GIVEN DATA.
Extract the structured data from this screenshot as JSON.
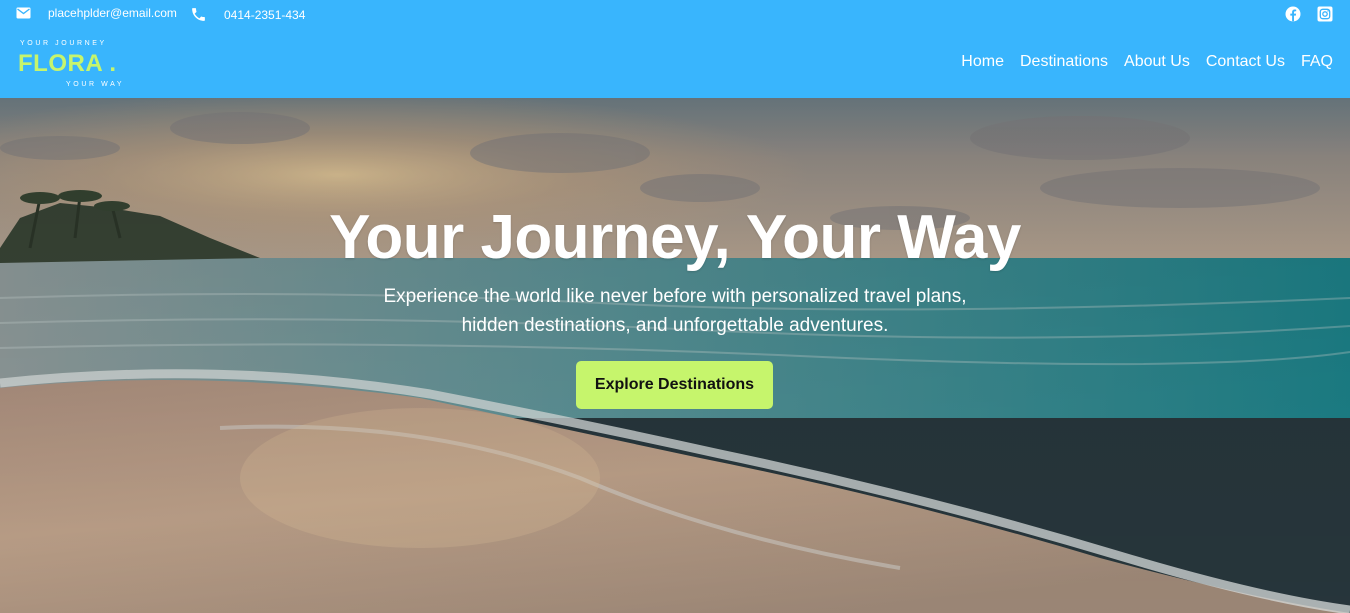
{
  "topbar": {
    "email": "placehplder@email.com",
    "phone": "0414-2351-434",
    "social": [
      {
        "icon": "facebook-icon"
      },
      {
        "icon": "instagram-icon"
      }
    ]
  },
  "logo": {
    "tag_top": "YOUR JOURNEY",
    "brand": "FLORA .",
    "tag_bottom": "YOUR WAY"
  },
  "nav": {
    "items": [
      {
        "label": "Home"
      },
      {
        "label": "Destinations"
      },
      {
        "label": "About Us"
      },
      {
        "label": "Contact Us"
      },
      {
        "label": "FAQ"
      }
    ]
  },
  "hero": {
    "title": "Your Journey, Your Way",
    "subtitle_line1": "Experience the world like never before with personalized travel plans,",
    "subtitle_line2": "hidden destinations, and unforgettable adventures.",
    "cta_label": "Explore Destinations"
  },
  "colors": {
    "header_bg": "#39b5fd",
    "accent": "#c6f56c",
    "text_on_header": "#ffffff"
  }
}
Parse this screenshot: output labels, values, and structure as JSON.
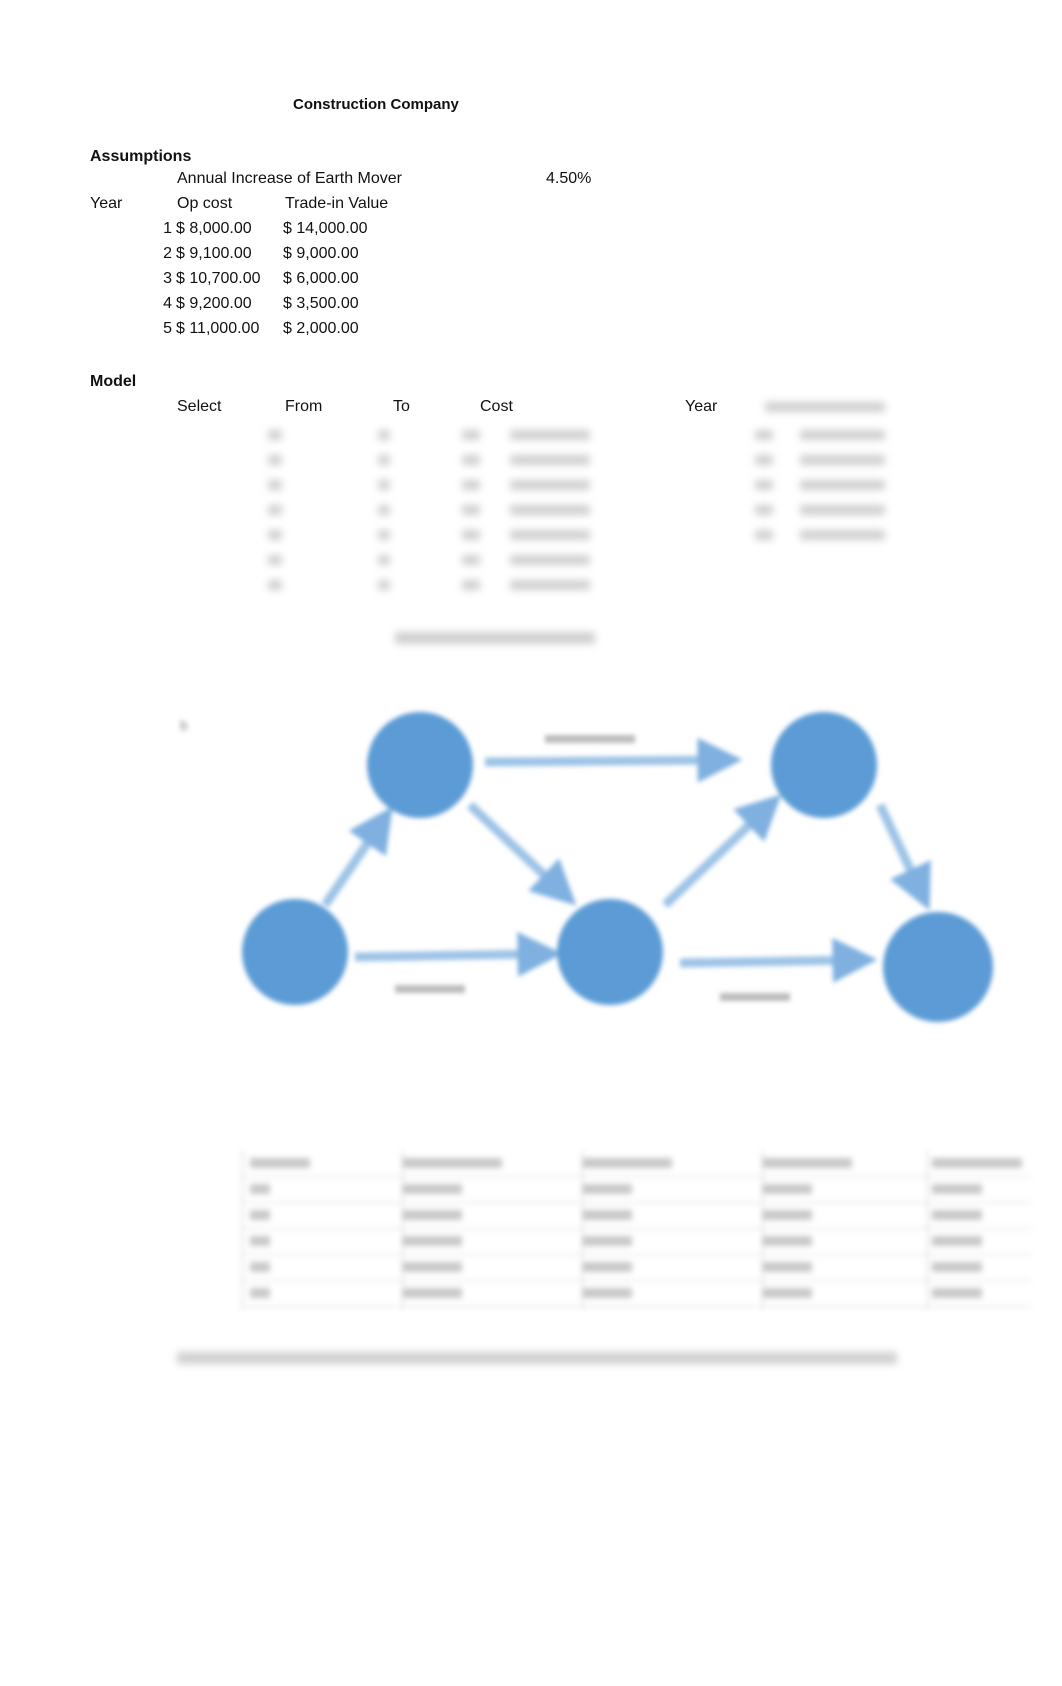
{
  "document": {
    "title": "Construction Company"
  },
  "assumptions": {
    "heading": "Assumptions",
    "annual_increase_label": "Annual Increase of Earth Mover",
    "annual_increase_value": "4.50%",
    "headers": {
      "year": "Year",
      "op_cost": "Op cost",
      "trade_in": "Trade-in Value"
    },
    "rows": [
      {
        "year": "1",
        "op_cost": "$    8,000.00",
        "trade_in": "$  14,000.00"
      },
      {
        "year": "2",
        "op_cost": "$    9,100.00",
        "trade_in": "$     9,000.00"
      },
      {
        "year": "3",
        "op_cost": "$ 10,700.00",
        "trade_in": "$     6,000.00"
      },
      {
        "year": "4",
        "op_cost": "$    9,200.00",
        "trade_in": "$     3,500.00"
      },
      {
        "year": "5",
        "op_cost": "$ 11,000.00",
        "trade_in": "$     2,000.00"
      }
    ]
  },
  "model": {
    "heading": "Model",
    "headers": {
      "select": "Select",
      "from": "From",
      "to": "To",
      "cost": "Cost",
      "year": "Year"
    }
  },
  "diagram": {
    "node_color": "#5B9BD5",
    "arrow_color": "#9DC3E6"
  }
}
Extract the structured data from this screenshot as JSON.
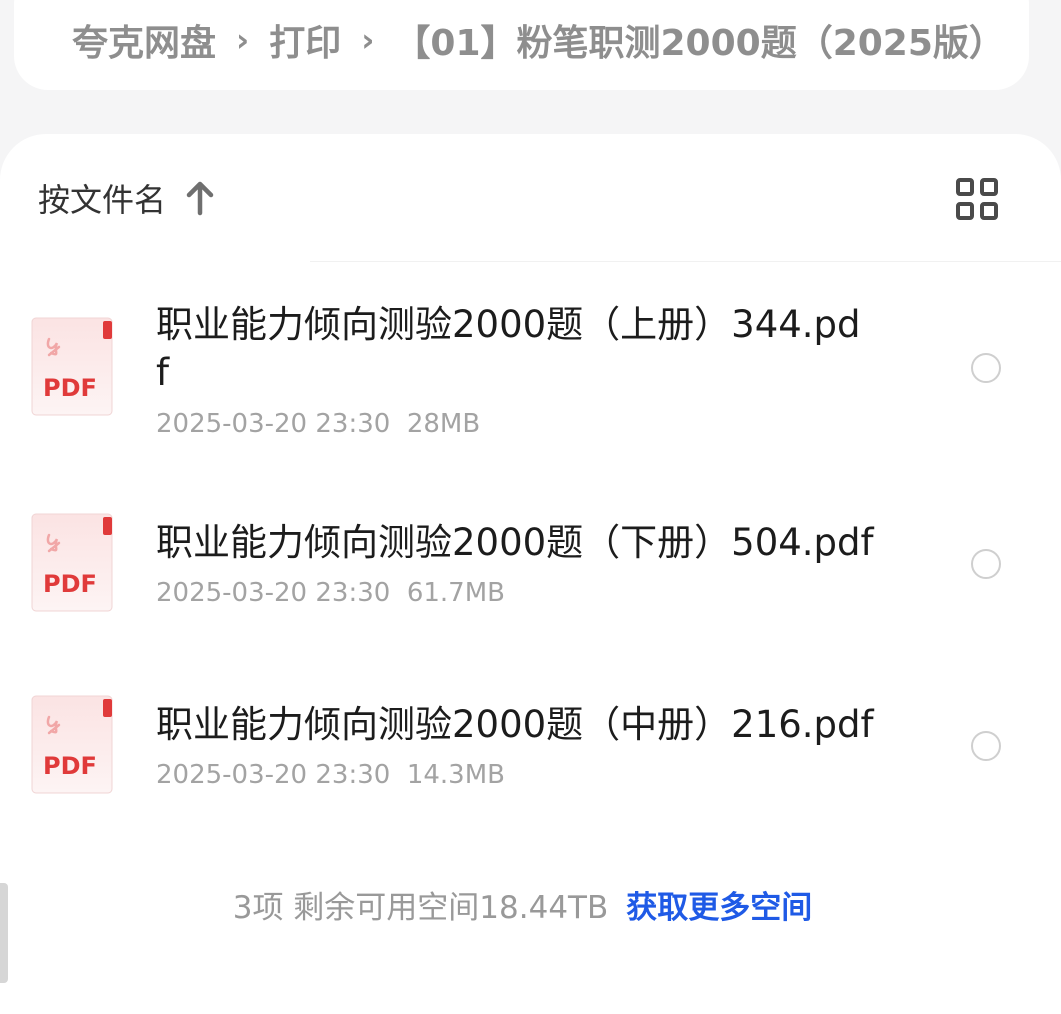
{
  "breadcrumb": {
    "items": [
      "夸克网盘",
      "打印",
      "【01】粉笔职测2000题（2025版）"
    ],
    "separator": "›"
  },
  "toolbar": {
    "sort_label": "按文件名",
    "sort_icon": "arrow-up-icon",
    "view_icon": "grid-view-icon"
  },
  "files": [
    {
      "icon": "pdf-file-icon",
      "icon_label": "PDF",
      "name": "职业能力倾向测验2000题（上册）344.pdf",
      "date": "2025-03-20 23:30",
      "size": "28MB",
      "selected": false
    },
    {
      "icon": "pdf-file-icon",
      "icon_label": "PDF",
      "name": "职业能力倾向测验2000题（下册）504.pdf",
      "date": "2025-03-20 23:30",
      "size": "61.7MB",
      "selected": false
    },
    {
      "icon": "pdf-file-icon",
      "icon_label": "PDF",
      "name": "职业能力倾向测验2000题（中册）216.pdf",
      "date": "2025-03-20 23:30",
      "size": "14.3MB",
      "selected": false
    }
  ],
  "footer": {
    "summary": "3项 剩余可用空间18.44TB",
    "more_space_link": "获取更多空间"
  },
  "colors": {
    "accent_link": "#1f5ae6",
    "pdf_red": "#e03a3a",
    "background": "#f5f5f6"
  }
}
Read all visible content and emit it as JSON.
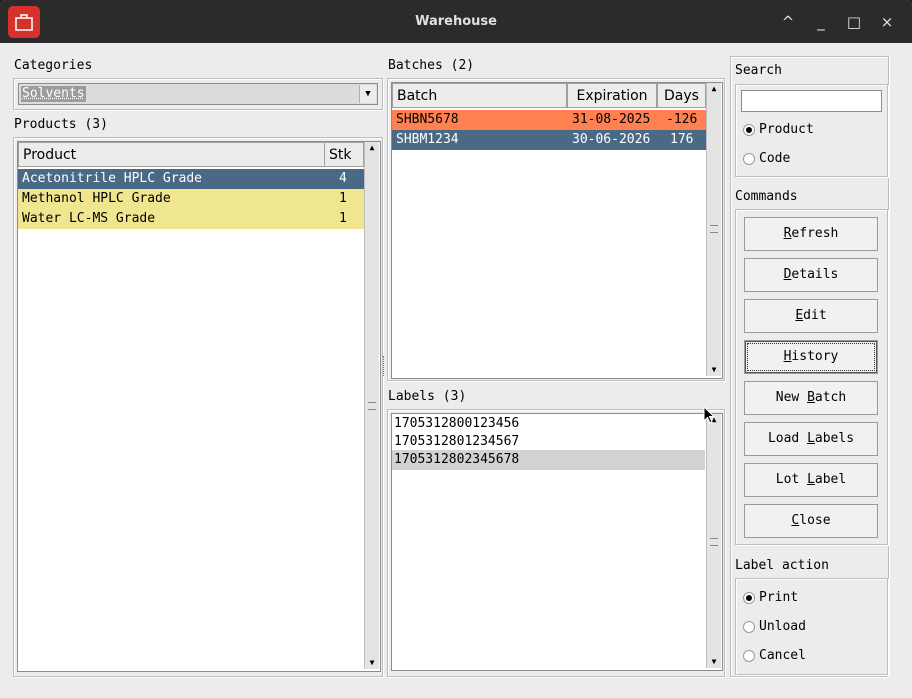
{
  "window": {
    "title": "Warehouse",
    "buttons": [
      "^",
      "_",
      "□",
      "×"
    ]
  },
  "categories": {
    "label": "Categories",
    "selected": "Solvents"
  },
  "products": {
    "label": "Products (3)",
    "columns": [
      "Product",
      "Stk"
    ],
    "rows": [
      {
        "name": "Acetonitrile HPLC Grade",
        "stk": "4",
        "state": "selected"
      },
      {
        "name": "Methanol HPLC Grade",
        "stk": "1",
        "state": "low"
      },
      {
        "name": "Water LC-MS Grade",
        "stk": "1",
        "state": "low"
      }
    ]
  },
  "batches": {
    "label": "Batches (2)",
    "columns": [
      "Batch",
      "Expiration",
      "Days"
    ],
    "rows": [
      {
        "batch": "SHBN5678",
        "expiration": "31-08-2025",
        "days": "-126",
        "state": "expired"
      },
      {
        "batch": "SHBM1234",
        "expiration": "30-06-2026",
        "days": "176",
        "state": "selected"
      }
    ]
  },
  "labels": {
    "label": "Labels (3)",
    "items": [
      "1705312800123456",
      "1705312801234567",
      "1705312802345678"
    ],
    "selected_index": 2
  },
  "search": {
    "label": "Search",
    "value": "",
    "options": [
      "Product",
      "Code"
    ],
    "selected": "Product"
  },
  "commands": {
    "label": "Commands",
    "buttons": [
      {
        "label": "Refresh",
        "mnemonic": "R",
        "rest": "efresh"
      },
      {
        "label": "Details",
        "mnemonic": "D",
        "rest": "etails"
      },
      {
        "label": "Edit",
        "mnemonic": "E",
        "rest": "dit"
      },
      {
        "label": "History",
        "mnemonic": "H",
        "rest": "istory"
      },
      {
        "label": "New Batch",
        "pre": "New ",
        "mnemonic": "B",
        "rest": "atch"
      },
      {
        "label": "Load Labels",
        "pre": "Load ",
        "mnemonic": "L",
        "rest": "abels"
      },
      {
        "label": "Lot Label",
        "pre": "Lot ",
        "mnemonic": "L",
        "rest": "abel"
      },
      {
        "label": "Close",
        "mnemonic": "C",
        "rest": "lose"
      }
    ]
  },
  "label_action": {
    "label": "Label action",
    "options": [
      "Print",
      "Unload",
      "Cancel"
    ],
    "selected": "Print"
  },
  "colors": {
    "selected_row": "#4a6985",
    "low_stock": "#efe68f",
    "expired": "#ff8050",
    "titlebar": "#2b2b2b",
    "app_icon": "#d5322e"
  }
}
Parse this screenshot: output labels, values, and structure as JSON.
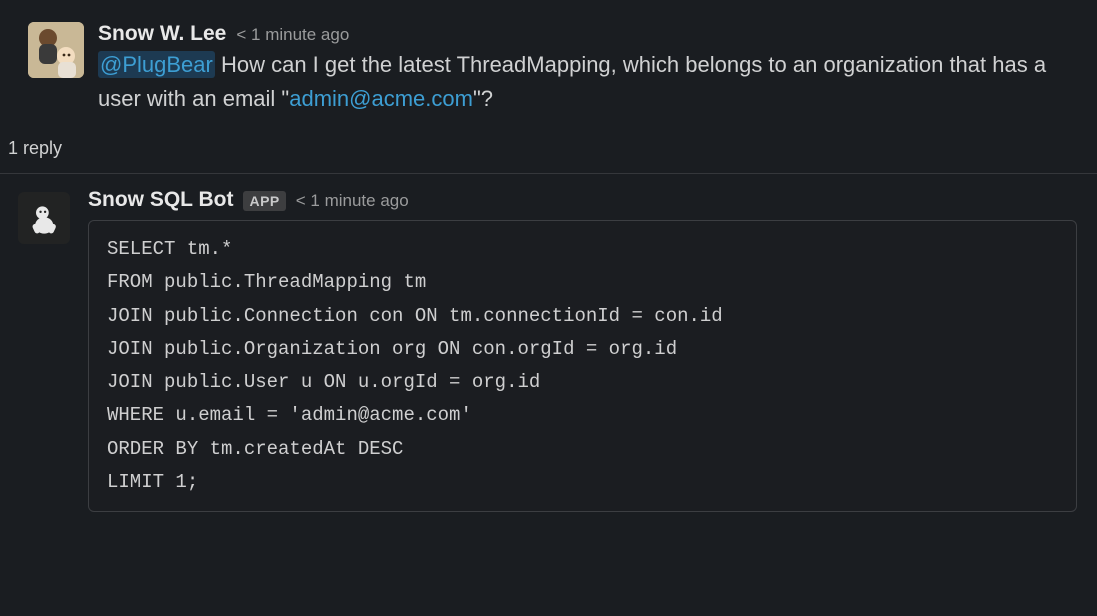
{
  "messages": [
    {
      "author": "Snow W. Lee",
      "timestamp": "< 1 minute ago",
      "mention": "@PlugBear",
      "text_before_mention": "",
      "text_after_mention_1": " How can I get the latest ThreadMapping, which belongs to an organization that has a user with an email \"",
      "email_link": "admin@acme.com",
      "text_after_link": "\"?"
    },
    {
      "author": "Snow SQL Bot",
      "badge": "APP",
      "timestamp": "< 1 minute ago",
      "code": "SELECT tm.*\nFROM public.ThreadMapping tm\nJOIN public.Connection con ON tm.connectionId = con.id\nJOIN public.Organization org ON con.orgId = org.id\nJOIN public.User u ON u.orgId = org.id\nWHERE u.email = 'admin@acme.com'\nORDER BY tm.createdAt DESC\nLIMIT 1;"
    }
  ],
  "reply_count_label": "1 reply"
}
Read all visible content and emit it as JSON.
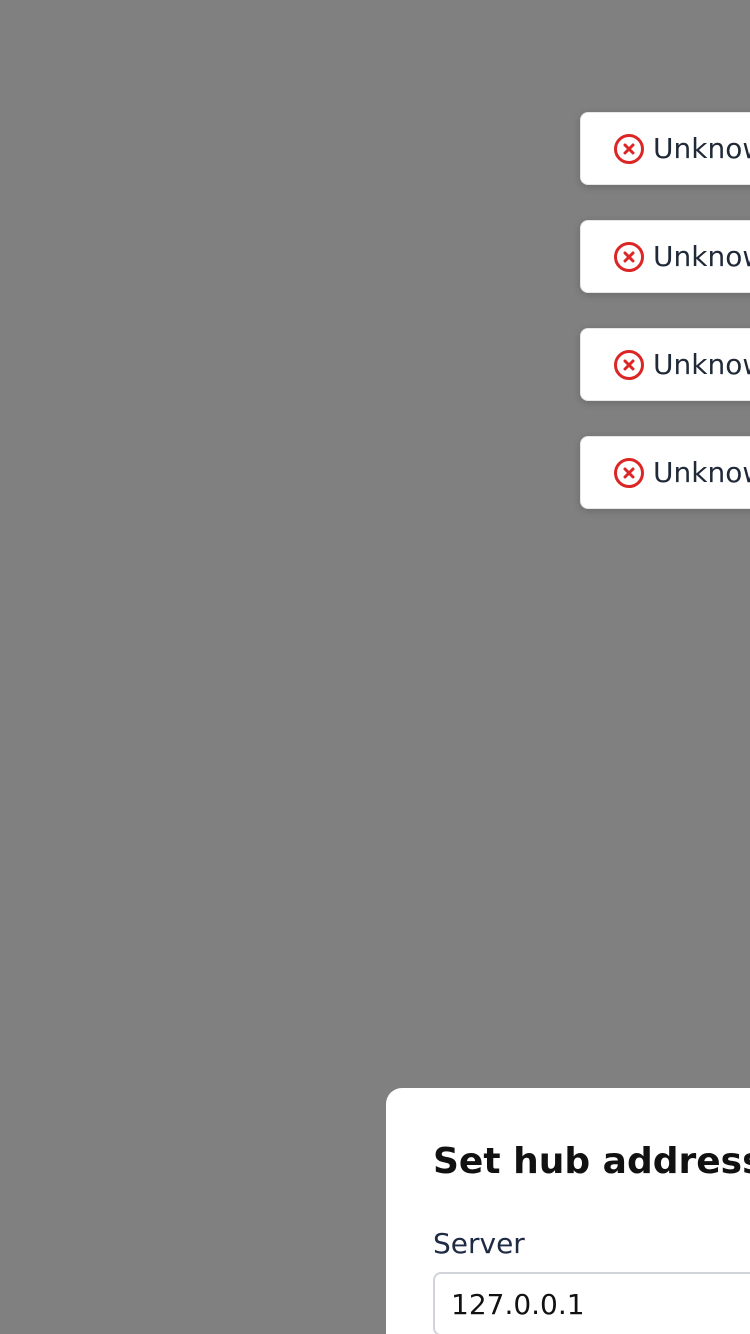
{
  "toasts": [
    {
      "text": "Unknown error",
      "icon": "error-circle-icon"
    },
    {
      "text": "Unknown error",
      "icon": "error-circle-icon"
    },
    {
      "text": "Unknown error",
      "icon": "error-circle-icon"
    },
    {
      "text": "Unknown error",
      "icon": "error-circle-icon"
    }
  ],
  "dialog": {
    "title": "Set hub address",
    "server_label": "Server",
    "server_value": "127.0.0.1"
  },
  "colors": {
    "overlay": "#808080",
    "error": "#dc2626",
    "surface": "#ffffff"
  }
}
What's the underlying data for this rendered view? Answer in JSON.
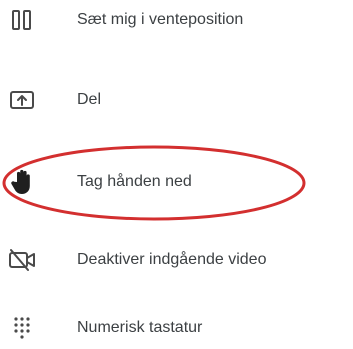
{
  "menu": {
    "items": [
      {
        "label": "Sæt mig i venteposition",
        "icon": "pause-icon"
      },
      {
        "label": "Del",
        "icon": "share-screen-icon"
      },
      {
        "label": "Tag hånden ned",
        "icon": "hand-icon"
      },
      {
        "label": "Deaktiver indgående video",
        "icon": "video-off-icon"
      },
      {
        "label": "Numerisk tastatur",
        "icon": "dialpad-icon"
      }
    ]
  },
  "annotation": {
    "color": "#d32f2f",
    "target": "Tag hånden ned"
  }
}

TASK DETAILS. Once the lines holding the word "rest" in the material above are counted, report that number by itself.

TASK OUTPUT. 8